But what, if anything, should students learn about decentralized finance, like cryptocurrency? Why is or isn’t it important to learn about these peer-to-peer transactions and their impact on the economy? We asked the popular economist and co-Alex TabarrokAlex Tabarrokauthor of  Modern Principles of Economics and Marginal Revolution Alex Tabarrok about decentralized finance ahead of his webinar next month on the topic.

What is decentralized finance?

Traditional finance involves many financial intermediaries like stock markets, hedge funds and banks. Banks, for example, stand in between savers and borrowers and, as we explain in Modern Principles, they perform useful services like evaluating borrowers and creating easy means of payments like credit cards and checks. Naturally, financial intermediaries also take a cut of the proceeds, about 8% of GDP!

Decentralized finance replaces some of these intermediaries with code, smart contracts, that allows buyers and sellers, borrowers and lenders and others to interact more directly and we hope at lower cost and with greater innovation.

Loosely speaking, decentralized finance is to finance what Facebook and Twitter are to newspapers and magazines; namely, replacing a centralized authority with a more decentralized peer-to-peer interaction, for better or worse!

How do cryptocurrencies fit into decentralized finance?

Right now, "DEFI" is mostly used to borrow, lend and trade cryptocurrencies. And frankly it's very risky, hard to do, and pretty weird. 

What we are seeing, however, is a very rapid evolution in the DEFI sector and this may turn out to be a fantastic example of Clayton Christiansen's disruptive innovation; namely, an innovation with a smaller company at the bottom of the market that traditional players ignore and discount until it moves up market and disrupts established competitors before they even know what is happening. Frankly, every stock exchange in the world ought to be very fearful of DEXs, i.e. decentralized exchanges.

You’re covering cryptocurrencies and decentralized finance in an online chapter in the next Edition of Modern Principles of Economics. Why did you choose to include it?

Students ask us about crypto all the time! I don't expect there's a lot of time to teach this material, but a teacher should always know a little bit more than their students! So we thought teachers might be interested in this material to help them answer questions and they can always include some of this material when talking about money or financial intermediaries.

Right now BitCoin remains the most accepted and widely known form of crypto. Do you think that is the case going forward, and what other coins do you think may become more prevalent and accepted?

Bitcoin has proven to be a good store of value, somewhat equivalent to gold as a store of value. It's not a good medium of exchange, however, and I don't think it ever will be. There are lots of other coins, including stable coins that are very useful in transacting online and a lot of coins tied to various products and projects. Most of these coins will fail and people will lose money. Still, the new tools that are being developed today at a rapid pace suggest the future of finance is going to be quite different than the past.
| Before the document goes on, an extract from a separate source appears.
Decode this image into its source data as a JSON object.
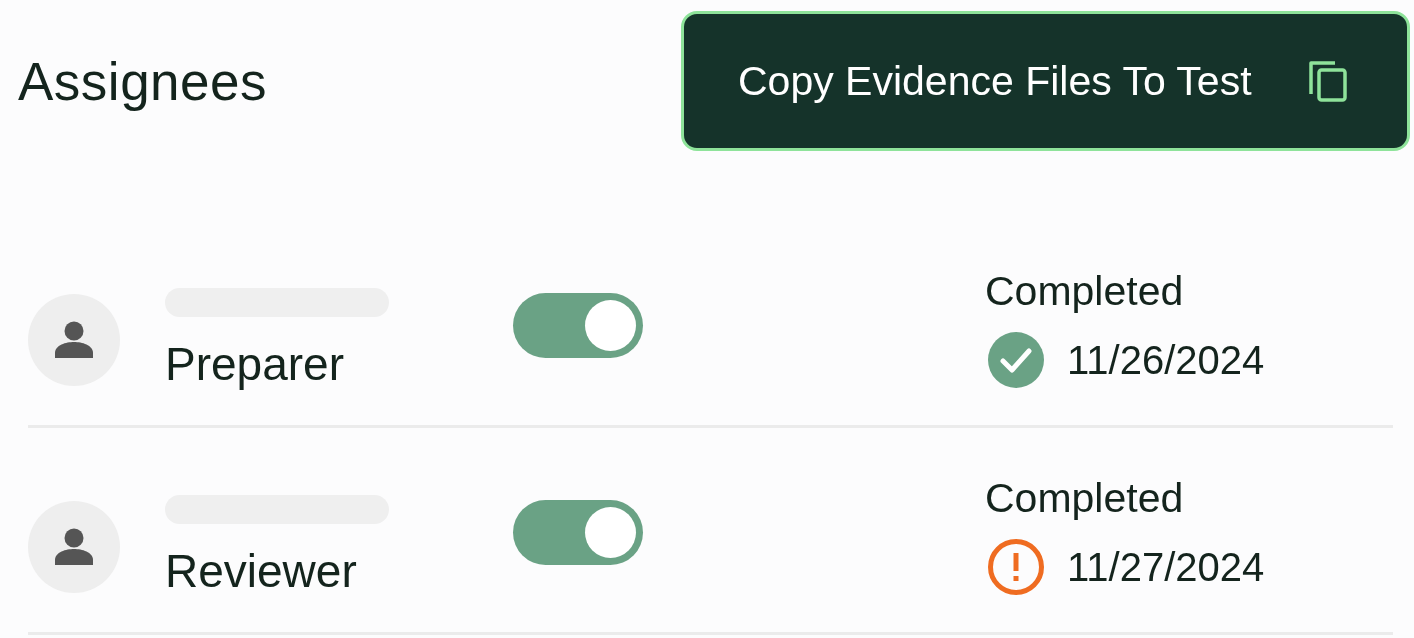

To learn more about decentralized markets and how to teach students about it, sign up for the free professional development webinar hosted by Tabarrok on Feb. 23 here.


Alex Tabarrok is Bartley J. Madden Chair in Economics at the Mercatus Center at George Mason University. Tabarrok is co-author with Tyler Cowen of the popular economics blog, Marginal Revolution. His recent research looks at bounty hunters, judicial incentives and elections, crime control, patent reform, methods to increase the supply of human organs for transplant, and the regulation of pharmaceuticals. His popular articles have appeared in The New York Times, The Wall Street Journal, and many other magazines and newspapers.